When Erling Ellingsen entered the photographic business in 1907 he joined the ranks of such renowned Dawson photographers as Edward C. Adams, Jeremiah Doody, and Joseph N.E. Duclos. By 1918 he was alone in the field. The legacy of photographs he leaves is an invaluable record of Dawson and the creek settlements in their mature and declining years.
The three structures which make up the Third Avenue Hotel Complex have lain abandoned since 1944, and present a very picturesque and evocative appearance. They are important components of the Third Avenue Streetscape.
Character Defining Elements
The heritage character of the Third Avenue Hotel building derives from the 2½ storey, false facade with its original symmetrically designed, upper storey section, and somewhat altered, asymmetrical ground floor section, typical of the smaller hotels which were once so common in Dawson. The partitioning and finishes, particularly those on the second floor date from the building's construction. They document the layout and treatment of lodging house interiors in Dawson at the turn-of-the-century and should be preserved.
The heritage character of the Ellingsen Studio derives from the symmetrically designed, single storey false facades with expressed gable, intact on the southern store, but heavily altered on the northern store. The partitioning, finishes, fittings and artifacts relating to E.O. Ellingsen's occupation of the buildings as a photographic studio, retail store and residence (1907-1933) together comprise an irreplaceable record of an Edwardian commercial photographic business. A conservation treatment which would ensure the long-term protection of this unique asset and, if possible, provide a degree of public access, should be considered.

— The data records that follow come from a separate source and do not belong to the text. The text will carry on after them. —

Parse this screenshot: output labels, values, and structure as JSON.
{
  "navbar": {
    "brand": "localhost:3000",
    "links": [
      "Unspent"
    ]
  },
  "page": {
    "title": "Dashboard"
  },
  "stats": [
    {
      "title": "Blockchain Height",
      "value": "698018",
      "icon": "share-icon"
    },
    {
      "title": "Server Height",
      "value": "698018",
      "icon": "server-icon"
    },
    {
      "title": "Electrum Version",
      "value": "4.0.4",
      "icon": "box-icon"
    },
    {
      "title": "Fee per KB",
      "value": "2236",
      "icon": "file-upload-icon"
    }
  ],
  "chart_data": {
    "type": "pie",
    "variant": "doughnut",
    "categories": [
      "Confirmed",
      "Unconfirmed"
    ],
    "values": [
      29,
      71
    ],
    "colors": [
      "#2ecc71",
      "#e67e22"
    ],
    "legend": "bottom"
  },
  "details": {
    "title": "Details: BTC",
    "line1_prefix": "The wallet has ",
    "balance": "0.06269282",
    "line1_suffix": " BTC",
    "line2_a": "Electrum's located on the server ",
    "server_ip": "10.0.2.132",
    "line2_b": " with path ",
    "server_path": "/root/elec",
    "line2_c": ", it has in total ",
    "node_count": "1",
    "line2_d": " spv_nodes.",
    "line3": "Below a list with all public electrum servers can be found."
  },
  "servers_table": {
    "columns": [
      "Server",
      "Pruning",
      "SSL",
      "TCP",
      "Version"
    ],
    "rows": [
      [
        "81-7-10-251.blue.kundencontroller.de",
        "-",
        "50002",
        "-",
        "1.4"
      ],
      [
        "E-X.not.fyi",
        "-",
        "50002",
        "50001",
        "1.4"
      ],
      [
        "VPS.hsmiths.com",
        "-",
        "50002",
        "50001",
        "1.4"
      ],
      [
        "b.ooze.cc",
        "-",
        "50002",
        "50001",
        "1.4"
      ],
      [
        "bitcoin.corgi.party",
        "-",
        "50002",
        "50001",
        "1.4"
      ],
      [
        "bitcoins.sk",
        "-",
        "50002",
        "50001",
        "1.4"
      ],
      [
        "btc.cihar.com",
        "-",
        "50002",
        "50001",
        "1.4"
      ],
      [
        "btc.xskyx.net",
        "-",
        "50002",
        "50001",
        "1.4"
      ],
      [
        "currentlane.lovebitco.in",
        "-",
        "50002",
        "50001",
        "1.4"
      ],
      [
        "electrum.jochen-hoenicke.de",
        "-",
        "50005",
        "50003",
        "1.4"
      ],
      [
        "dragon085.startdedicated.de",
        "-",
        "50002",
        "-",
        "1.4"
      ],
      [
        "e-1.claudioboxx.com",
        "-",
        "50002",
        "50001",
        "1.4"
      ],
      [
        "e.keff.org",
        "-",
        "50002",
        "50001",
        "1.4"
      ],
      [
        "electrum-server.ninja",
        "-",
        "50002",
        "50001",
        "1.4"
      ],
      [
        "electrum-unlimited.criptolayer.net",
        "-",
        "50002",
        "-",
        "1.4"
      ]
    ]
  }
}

The historic relationship between the complex and boardwalk is presently impaired by the boarded up windows and padlocked doors. The preservation work necessary to extend the life of the structures and ensure their availability for future use should be initiated.